• _RAW DATA_:

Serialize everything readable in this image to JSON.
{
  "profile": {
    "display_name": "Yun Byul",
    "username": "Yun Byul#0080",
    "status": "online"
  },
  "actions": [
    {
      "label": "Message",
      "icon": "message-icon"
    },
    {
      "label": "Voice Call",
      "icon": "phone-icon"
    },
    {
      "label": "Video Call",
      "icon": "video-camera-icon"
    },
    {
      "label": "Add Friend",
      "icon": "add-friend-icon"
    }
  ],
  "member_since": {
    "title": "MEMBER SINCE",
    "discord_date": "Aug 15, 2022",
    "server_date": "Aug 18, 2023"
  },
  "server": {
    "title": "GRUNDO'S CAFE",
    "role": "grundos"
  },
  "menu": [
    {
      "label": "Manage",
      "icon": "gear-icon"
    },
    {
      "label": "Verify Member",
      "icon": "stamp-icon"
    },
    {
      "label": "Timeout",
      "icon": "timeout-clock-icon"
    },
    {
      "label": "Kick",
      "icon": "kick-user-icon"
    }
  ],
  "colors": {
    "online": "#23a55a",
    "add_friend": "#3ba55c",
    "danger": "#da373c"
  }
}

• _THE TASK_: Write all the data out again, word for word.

• _WRITTEN RESPONSE_:
Serialize everything readable in this image to JSON.
{
  "profile": {
    "display_name": "Yun Byul",
    "username": "Yun Byul#0080",
    "status": "online"
  },
  "actions": [
    {
      "label": "Message",
      "icon": "message-icon"
    },
    {
      "label": "Voice Call",
      "icon": "phone-icon"
    },
    {
      "label": "Video Call",
      "icon": "video-camera-icon"
    },
    {
      "label": "Add Friend",
      "icon": "add-friend-icon"
    }
  ],
  "member_since": {
    "title": "MEMBER SINCE",
    "discord_date": "Aug 15, 2022",
    "server_date": "Aug 18, 2023"
  },
  "server": {
    "title": "GRUNDO'S CAFE",
    "role": "grundos"
  },
  "menu": [
    {
      "label": "Manage",
      "icon": "gear-icon"
    },
    {
      "label": "Verify Member",
      "icon": "stamp-icon"
    },
    {
      "label": "Timeout",
      "icon": "timeout-clock-icon"
    },
    {
      "label": "Kick",
      "icon": "kick-user-icon"
    }
  ],
  "colors": {
    "online": "#23a55a",
    "add_friend": "#3ba55c",
    "danger": "#da373c"
  }
}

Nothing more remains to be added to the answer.